Small Claims

Statement of Claim Form

Small Claims Court
“Small Claims Court” is a term used to describe the procedure of resolving civil disputes involving amounts of money or value of property not exceeding $8,000.00. Any dispute involving money or property valued above this amount is considered a Civil Action and falls under a completely different set of rules set up by the Florida Small Claims Rules adopted by the Supreme Court of Florida. If you are unsure of which rules govern your civil dispute, it would be to your advantage to consult an attorney.

$ 0.01 – $ 99.99 – $ 55.00
$ 100.00 – $ 500.00 – $ 80.00
$ 501.00 – $2,500.00 – $175.00
$2,501.00 – $8,000.00 – $300.00

In addition, a $10.00 service charge is required for each summons issued.
In order to have the summons and suit papers delivered to or be served upon the other person (defendant), you must pay $40.00 per person for sheriff’s service. Bring a money order or check made payable to the Union County Sheriff’s Department.

Commencing a Case
A case is commenced by filing a Statement of Claim, along with an appropriate fee (see filing fees), with the Clerk of the Circuit Court. Forms and assistance in ONLY the preparation of the forms is provided by the Clerk’s office. Please understand that Judges, Judicial Assistants, Clerks of Court, and Sheriff’s Department employees CANNOT practice law or give you legal advice. They can ONLY point out the existence of certain procedures, but CANNOT tell you how to follow them or how effective they will be. ONLY A LAWYER CAN GIVE YOU LEGAL ADVICE.
If your claim is based upon a written document, the written document must be attached to the Statement of Claim. The person filing the Statement of Claim must sign it and include thereon his or her address and telephone number, including area code. Furthermore, the names, addresses, and telephone numbers of all person who are parties to the lawsuit must be stated in the claim.
If a written document is to be used as evidence, two copies must be given to the Clerk. Additional copies may be needed if more than one party is being sued. You must also have the correct address where the person or corporation can be found. The Clerk cannot supply this information for you, so you must get it before you file suit. If you are suing a business, it may be a corporation. You must have the exact name for the Clerk. Information on corporations may be obtained by contacting the Corporate Division Secretary of State Office, Tallahassee, FL 32304, (850) 488-9000 or you may check the internet at

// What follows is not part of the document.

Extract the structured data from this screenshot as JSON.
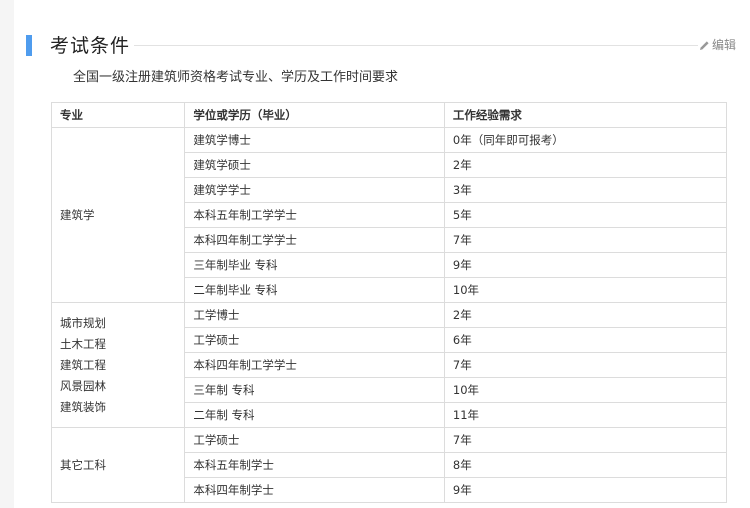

Pre-trial Conference
A notice to appear is attached to, and served with, the Statement of Claim. This notice informs the Defendant of the time, date, and place of the pre-trial conference. On this appointed day, the Plaintiff and the Defendant are to appear before the court in order to discuss the case.
At this conference, the court will determine if there are any contested issues of fact. If there are contested issued of fact, the case will be referred to mediation in an effort to aid the parties in settling the case. Mediators will be present at the pre-trial conference. If the case is not settled at this conference, the court will set a time, date and place for the trial. The Plaintiff and Defendant are NOT to bring witnesses to the pre-trial conference.
At the final hearing you must appear at the time scheduled with your evidence and witnesses. If you will need a witness who will not come voluntarily, you can have the clerk prepare a “Witness Subpoena”. The fee for preparing the subpoena will be $7.00. You must attach a witness fee to the subpoena of $5.00 plus $.06 per mile mileage to and from the Court made payable to the witness. The Sheriff will charge $40.00 to serve the subpoena. At the trial the Judge will listen to both sides, review evidence and make a decision. If you prevail, the Clerk will send you a Final Judgment entered by the Court.

Dismissal and Default
Failure to attend either the pre-trial conference or the trial can result in dire consequences for the party failing to attend. If the plaintiff fails to attend, the case can be dismissed. If the Defendant fails to attend, and was properly served, the Plaintiff is entitled to a default and the Plaintiff prevails.

Voluntary Dismissal
The Plaintiff in a Small Claims case may end the lawsuit by voluntarily dismissing the suit. In order to properly do this, property must not have been seized, nor may property be in the custody of the courts and, the plaintiff must inform the defendant or the Courts of dismissal prior to trial date; or the parties must enter into a joint stipulation for dismissal.

After Judgment
When you receive your final judgment, you can do certain things in order to collect your money. The Court is not a collection agency and they do not contact the defendant in an effort to make them pay you the amount awarded in your Final Judgment. The Clerk’s Office cannot assist you with this. You will need to seek the advice of an attorney.